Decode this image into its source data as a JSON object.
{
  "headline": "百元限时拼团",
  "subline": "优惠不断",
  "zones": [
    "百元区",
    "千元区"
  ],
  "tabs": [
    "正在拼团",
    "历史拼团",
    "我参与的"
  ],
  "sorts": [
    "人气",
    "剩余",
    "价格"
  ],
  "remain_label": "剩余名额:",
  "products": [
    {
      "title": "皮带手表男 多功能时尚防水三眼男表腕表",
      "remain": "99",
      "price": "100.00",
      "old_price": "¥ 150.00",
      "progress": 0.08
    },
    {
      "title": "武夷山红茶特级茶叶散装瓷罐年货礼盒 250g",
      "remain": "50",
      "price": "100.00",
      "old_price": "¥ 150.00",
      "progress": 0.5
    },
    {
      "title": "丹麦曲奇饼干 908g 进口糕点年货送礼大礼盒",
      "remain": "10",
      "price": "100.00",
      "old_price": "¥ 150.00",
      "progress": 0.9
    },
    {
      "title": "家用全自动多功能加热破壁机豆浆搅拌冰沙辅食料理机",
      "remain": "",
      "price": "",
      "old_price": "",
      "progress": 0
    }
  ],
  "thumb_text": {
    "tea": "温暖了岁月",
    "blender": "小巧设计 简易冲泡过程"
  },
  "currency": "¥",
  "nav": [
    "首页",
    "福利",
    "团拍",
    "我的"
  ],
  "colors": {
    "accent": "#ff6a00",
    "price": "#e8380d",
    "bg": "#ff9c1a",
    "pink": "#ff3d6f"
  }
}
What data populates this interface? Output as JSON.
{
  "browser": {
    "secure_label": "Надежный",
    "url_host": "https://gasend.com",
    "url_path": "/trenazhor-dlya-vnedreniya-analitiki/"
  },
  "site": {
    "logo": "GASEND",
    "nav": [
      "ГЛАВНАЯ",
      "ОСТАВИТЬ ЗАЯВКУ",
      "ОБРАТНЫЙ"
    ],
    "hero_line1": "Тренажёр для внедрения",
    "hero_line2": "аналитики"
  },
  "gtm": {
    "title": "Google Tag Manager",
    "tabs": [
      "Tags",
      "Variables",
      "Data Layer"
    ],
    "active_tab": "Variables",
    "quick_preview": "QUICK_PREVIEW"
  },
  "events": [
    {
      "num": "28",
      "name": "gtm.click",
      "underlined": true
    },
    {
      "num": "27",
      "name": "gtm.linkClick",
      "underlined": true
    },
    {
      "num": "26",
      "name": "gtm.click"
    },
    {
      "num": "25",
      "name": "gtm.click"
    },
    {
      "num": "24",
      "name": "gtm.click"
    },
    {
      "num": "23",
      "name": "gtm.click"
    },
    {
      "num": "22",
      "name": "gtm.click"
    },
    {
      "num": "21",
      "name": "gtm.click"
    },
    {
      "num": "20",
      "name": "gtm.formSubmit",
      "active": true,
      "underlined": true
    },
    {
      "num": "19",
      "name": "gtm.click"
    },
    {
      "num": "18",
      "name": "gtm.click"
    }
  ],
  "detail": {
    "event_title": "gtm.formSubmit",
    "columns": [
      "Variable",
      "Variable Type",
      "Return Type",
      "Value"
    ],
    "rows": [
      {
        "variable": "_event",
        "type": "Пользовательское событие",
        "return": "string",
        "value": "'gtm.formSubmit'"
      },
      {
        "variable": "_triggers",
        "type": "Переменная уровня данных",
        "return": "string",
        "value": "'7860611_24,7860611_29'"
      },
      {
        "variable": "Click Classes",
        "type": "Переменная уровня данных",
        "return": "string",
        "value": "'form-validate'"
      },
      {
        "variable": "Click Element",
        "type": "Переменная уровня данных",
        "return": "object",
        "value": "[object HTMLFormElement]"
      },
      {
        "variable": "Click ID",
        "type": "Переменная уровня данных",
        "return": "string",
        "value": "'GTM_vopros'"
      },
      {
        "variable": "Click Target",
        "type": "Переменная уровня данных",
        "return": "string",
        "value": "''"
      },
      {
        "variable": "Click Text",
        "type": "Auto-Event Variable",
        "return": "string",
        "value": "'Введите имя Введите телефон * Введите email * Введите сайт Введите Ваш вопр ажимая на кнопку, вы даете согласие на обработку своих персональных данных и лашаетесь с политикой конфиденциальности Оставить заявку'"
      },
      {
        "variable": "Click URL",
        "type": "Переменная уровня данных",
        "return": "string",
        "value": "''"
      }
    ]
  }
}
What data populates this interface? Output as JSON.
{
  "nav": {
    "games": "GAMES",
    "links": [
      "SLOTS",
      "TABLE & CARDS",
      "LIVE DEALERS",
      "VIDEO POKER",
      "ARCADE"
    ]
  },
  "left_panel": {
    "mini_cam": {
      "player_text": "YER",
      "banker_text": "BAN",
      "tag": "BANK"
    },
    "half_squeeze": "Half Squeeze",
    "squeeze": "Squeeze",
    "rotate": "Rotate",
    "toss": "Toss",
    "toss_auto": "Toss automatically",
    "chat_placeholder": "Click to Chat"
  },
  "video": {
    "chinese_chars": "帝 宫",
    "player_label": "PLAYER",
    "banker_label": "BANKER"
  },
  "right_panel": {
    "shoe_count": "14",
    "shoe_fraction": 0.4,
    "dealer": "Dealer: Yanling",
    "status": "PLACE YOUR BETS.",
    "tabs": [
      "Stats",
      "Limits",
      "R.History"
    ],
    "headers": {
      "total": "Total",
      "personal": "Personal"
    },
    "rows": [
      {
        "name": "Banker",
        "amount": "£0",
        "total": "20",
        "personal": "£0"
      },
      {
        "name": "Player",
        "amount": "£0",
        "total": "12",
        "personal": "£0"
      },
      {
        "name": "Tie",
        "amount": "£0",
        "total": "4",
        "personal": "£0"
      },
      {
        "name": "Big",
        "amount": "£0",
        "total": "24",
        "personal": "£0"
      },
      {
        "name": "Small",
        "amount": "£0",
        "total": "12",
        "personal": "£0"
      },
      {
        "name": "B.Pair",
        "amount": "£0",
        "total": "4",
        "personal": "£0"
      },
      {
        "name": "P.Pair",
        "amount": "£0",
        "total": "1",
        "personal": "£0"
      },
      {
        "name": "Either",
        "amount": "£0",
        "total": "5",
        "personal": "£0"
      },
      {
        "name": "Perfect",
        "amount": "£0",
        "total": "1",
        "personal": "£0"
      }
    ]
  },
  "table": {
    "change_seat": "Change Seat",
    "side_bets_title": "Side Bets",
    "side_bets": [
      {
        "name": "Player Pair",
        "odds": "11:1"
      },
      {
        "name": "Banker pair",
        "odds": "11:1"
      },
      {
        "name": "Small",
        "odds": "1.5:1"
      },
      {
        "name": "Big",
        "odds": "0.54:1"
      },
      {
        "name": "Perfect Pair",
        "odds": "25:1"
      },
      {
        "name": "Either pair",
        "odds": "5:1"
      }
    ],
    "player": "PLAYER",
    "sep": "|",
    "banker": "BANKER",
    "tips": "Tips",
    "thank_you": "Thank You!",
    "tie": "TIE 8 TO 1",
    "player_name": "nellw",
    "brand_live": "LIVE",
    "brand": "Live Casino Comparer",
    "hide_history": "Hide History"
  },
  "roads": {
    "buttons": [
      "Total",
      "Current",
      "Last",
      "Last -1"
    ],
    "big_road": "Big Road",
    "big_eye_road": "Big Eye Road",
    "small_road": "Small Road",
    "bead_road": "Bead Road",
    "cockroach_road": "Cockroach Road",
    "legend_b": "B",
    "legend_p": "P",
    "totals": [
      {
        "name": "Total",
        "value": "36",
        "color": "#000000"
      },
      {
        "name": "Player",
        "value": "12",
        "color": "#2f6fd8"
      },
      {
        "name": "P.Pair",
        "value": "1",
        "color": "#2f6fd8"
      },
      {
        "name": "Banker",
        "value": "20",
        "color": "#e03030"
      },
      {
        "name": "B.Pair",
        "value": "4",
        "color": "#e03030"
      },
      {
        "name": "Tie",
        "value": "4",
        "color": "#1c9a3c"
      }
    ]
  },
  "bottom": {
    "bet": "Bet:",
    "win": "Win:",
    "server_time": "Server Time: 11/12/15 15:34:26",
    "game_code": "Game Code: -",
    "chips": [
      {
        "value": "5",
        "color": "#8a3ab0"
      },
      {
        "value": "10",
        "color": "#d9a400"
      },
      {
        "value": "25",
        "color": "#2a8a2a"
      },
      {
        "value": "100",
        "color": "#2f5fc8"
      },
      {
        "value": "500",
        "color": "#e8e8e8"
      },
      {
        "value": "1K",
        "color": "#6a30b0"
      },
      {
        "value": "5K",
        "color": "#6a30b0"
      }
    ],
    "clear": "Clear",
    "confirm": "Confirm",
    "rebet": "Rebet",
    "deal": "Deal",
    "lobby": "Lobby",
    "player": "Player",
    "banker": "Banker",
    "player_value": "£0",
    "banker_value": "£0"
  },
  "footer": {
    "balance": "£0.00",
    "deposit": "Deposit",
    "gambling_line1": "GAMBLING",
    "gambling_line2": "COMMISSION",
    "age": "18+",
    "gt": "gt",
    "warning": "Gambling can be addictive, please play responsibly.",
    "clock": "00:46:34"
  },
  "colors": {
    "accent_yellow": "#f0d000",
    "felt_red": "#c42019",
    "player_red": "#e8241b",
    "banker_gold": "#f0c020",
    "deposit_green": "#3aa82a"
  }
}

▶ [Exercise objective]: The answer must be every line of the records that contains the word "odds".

▶ [Written solution]:
        "odds": "11:1"
        "odds": "11:1"
        "odds": "1.5:1"
        "odds": "0.54:1"
        "odds": "25:1"
        "odds": "5:1"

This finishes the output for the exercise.